_WHAT YOU NEED TO DO_
Return, from the lines below, each one that includes the word "Animation".

_THE DATA_
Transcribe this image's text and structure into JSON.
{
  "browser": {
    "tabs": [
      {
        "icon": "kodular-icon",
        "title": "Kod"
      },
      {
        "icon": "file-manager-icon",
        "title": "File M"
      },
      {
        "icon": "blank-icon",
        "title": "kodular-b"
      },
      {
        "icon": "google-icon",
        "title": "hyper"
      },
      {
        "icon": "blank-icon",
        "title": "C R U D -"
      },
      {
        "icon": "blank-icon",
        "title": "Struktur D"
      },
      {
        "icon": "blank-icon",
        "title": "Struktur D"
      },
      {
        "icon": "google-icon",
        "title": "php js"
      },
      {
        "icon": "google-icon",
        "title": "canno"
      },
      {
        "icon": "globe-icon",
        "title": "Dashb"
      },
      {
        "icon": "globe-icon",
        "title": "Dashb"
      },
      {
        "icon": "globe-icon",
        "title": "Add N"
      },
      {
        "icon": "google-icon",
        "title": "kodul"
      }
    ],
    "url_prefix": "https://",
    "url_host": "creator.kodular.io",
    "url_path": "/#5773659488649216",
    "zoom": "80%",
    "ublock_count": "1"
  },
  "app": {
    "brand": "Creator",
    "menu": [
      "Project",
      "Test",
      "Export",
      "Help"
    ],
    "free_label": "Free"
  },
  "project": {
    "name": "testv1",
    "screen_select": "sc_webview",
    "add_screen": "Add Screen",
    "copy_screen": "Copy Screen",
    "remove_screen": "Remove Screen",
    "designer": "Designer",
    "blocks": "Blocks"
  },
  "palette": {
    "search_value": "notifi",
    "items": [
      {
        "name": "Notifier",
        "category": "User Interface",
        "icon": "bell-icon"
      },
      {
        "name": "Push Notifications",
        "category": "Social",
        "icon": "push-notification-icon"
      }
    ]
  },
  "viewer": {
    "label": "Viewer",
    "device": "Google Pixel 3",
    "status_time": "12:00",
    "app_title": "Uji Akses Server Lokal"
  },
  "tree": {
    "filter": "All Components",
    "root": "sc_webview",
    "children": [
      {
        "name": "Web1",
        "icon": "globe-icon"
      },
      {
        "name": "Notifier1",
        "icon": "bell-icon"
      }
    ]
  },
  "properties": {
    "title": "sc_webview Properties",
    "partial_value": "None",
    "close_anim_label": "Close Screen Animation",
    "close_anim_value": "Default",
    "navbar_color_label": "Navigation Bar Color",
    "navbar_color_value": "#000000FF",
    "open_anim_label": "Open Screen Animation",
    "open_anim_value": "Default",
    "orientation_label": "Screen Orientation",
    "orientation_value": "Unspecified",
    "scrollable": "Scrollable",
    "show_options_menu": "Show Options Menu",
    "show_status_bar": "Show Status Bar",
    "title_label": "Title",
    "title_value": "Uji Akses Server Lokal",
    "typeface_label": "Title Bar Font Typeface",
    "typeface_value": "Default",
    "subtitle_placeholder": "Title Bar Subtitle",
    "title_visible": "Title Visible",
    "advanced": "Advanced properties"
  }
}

_ANSWER AREA_
    "close_anim_label": "Close Screen Animation",
    "open_anim_label": "Open Screen Animation",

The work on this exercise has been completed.